Truzzi, M., 2000. The Perspective of Anomalistics. In: W. F. Williams, ed. Encyclopedia of Pseudoscience: From Alien Abductions to Zone Therapy. London: Routledge, pp. xxiii - xxvi.
This is an excellent quick overview of Charles Fort.
I want to respond to a few of the criticisms of Fort that were included in the article; not so much to defend Fort but to highlight the underhanded BS that so often characterizes the invective of mainstream apologists.
Just to be clear, my responses are in no way aimed at DHWTY, the author of the article; I'm not "shooting the messenger" here, haha.
So, on to the quotes, and my responses:
"...one source describes Fort as an “anti-dogmatist who collected weird and bizarre stories.”"
Is "anti-dogmatist" meant to be a negative label, or something...? Not sure what this critic is trying to say.
"...it has been pointed out that Fort did not question the veracity of the accounts he collected."
Yes, well, since he pulled most of them from highly respected journal publications, he probably thought he didn't have to. Obviously he was unaware of the other side's unabashed willingness to shift goal-posts and hold double standards.
"...Fort was not really interested in making any sense out of the accounts he collected either."
Whoever said that has not actually read Fort's books.

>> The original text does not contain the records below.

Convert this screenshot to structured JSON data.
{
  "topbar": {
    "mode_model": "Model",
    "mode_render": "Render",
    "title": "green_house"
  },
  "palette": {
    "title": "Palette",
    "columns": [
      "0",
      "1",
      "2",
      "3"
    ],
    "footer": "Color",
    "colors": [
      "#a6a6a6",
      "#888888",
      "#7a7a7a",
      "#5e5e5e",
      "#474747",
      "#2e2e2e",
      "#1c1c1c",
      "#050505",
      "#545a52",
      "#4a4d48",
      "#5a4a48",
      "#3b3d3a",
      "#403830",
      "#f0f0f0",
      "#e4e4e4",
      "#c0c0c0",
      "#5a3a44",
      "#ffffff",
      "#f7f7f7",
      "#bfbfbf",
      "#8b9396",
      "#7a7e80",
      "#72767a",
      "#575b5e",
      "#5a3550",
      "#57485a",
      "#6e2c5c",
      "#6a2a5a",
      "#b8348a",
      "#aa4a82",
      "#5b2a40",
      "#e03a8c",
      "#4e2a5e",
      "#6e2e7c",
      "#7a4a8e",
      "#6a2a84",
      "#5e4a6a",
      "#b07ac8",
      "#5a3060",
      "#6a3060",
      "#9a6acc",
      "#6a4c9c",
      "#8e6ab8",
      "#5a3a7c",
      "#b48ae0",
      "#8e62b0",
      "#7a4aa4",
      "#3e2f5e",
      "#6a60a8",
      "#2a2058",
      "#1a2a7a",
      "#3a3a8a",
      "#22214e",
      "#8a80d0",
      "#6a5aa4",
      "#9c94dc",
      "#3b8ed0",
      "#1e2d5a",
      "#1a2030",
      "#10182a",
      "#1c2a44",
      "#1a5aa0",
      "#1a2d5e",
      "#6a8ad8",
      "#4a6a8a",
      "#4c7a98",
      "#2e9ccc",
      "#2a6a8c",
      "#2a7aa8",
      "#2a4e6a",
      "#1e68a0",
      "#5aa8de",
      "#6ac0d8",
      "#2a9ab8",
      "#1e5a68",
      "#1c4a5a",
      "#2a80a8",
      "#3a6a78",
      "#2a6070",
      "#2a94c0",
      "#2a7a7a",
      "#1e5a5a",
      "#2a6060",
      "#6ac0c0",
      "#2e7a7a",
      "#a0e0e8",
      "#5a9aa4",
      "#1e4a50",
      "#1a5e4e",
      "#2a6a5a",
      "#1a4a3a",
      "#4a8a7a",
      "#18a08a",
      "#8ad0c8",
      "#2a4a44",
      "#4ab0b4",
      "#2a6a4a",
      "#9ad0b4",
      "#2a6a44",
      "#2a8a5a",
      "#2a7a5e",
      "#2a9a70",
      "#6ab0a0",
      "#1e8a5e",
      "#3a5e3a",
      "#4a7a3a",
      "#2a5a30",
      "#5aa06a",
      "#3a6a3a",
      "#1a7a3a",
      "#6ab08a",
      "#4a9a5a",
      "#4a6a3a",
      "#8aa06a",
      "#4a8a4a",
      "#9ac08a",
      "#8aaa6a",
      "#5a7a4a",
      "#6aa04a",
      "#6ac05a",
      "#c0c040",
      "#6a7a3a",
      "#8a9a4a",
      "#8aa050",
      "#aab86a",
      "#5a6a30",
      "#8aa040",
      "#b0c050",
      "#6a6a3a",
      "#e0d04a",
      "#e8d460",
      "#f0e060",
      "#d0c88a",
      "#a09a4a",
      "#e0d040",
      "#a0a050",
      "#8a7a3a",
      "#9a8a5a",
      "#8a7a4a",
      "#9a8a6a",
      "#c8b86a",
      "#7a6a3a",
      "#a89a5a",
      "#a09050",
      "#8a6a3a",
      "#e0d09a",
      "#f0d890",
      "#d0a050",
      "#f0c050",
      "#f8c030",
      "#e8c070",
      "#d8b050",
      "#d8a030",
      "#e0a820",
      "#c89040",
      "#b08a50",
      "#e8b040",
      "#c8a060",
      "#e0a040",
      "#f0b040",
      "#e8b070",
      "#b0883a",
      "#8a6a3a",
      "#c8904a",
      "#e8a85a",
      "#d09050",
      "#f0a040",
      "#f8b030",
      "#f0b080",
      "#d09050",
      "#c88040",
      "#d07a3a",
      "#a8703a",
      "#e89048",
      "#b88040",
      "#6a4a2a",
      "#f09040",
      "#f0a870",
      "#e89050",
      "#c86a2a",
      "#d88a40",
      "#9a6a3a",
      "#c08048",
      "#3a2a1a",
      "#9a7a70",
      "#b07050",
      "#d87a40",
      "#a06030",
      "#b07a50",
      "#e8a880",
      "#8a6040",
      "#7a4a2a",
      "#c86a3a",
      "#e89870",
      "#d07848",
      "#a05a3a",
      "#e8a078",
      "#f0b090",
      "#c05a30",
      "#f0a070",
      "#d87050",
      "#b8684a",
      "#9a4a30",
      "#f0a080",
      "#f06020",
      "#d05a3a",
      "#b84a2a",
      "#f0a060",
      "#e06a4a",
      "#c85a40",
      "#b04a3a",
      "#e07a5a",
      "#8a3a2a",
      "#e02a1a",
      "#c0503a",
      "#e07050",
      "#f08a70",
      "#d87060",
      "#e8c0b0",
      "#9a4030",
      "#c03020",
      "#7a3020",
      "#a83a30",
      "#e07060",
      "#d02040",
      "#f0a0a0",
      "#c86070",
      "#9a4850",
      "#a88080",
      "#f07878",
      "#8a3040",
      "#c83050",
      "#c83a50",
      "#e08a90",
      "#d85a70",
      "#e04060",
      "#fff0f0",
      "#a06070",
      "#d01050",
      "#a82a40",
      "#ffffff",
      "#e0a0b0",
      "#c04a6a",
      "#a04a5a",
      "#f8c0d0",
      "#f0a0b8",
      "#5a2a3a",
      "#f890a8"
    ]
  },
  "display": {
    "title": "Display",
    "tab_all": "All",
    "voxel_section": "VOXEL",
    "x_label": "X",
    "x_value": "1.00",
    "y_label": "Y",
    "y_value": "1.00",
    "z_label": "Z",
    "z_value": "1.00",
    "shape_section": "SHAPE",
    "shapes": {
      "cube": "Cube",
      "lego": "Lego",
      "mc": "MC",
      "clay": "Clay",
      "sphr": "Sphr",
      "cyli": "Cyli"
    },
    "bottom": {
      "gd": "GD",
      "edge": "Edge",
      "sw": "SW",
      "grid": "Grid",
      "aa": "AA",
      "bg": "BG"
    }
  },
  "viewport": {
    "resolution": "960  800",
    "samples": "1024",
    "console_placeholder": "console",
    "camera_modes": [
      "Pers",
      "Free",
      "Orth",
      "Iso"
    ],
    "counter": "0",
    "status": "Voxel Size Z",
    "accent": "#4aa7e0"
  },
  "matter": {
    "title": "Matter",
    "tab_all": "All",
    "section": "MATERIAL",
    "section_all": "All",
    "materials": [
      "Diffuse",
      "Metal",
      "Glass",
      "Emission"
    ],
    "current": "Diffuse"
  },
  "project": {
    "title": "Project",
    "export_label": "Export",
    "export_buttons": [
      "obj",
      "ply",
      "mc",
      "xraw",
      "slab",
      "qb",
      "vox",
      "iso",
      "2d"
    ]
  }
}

They are full of attempts to make sense out of the reports.
Not that it matters.... unless this claim is trying to imply, without coming right out and saying it, that since Fort didn't come up with "answers", that means the "questions" are illegitimate...??
"It has also been argued that Fort’s primary goal of collecting these accounts of anomalies was to embarrass and ridicule scientists with stories that could not be explained or answered by science."
Well, no. His primary goal was to provide the "unpopular" facts, events, and phenomena with an outlet, a moment in the limelight, a way around the wall of silence placed around them by uncurious "scientists" who were more concerned with career than science. Fort did not think these things could not be explained by science. He thougt there were scientists who just didn't really want them explained.
"Whilst some emphasize his hostility towards science..."
...others emphasize that being hostile towards certain dogmatic "scientists" does not equate to a hostility towards science. These words are not interchangeable.